Rodd Jetton: Naughty Allegations
Remember former Missouri House Speaker Rod Jetton? Sure you do. Back in December, Jetton was charged with second-degree assault in what police described as an S&M session gone terribly wrong. According to a probable cause statement, Jetton told the woman that she would have avoided a beating if she had said their safety word, “green balloons.” Jetton has pleaded not guilty. But it turns out Jetton’s troubles didn’t end there. Last week, reports emerged that federal investigators are looking into Jetton for a pay-for-play arrangement with strip-club owners. With an unfavorable adult-entertainment bill heading into the Missouri House, strip-club owners deposited $35,000 into a fundraising committee connected to a Jetton intimate. The bill, with Jetton’s assistance, was buried in a committee. (Jetton has said that the money had “no bearing on that bill.”)

Hiram Monserrate, Convicted Domestic Abuser
Monserrate, an ousted state senator, has had some tough company in this very corrupt season for New York pols. In January, a security video surfaced of an altercation with his girlfriend. Monserrate was shown dragging a bleeding woman from his apartment. He was charged with slashing her face with a broken bottle. After being convicted of misdemeanor assault, he was bounced from Albany. Gov. David Paterson stepped out against Monserrate after the domestic-violence investigation, saying he was unfit to serve. Now the governor is tangled up in his own domestic-violence problems, as he reportedly called a woman who was assaulted by his top aide. Meanwhile, Monserrate is waging an independent campaign to get his state senate seat back.
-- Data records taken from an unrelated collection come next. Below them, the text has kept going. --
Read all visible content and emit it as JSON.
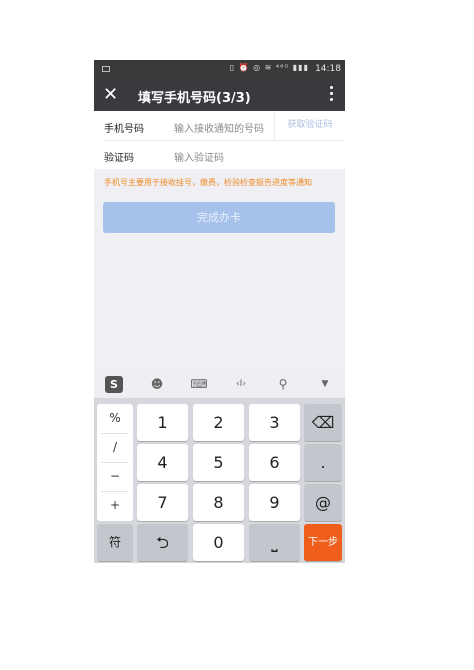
{
  "status_bar": {
    "time": "14:18",
    "icons": "▯ ⏰ ◎ ≋ ⁴⁶ᴳ ▮▮▮"
  },
  "header": {
    "close_icon": "✕",
    "title": "填写手机号码(3/3)"
  },
  "form": {
    "phone": {
      "label": "手机号码",
      "placeholder": "输入接收通知的号码",
      "code_button": "获取验证码"
    },
    "code": {
      "label": "验证码",
      "placeholder": "输入验证码"
    }
  },
  "notice": "手机号主要用于接收挂号，缴费，检验检查报告进度等通知",
  "submit_label": "完成办卡",
  "keyboard": {
    "toolbar": {
      "logo": "S",
      "emoji": "☻",
      "keyboard": "⌨",
      "cursor": "‹I›",
      "search": "⚲",
      "collapse": "▼"
    },
    "symbols": [
      "%",
      "/",
      "−",
      "+"
    ],
    "digits": [
      "1",
      "2",
      "3",
      "4",
      "5",
      "6",
      "7",
      "8",
      "9",
      "0"
    ],
    "backspace": "⌫",
    "dot": ".",
    "at": "@",
    "sym_key": "符",
    "return_key": "⮌",
    "space_key": "⎵",
    "next_key": "下一步"
  },
  "colors": {
    "accent": "#f05e1c",
    "submit_disabled": "#a6c2ea",
    "notice": "#f08a24",
    "titlebar": "#393a3f"
  }
}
Willie Herenton, Leaving No Punch Unpulled
Let’s call this one a scandal in the making. Willie Herenton served as mayor of Memphis for nearly two decades. In March 2008, only 90 days after winning reelection, he announced his resignation, intending to become school superintendent. Then he changed his mind. By June, he changed his mind once more. His resignation finally stuck, and he stepped down to focus on a run to unseat U.S. Rep. Steve Cohen in Tennessee’s 9th District. Since then, Herenton’s campaign manager has said that Cohen is unqualified for the position because he is a white man. “This seat was set aside for people who look like me,” the campaign manager, who is black, told The New York Times . “It wasn’t set aside for a Jew or a Christian. It was set aside so that blacks could have representation.” Herenton, needless to say, is black. In the past, Cohen, who is Jewish, has said, “I vote like a 45-year-old black woman.” Herenton himself has proven no more diplomatic, telling the Memphis Flyer, "I've known Cohen for over 30 years, and, to be honest with you, he's an asshole. Anybody that knows Cohen knows he's an asshole." Keep an eye on this campaign, as the racial theatrics are sure to heat up.

Roy Ashburn, Anti-Gay Hypocrite?
Just entering phase-one scandal territory this week: California State Senator Ray Ashburn, a Republican, was caught driving drunk on his way out from a Sacramento gay club called Faces, according to a local television station. Ashburn was found with an unidentified man in the car. A father of four children, Ashburn has voted against every gay-rights bill since joining the state senate six years ago. The openly gay mayor of West Sacramento told CBS13, the same station that originally broke the story, that he has seen Ashburn at a gay club before. Ashburn has stepped down from office and said in a statement, "I am deeply sorry for my actions and offer no excuse for my poor judgment. I accept complete responsibility for my conduct and am prepared to accept the consequences for what I did."

Samuel P. Jacobs is a staff reporter at The Daily Beast. He has also written for The Boston Globe, The New York Observer, and The New Republic Online.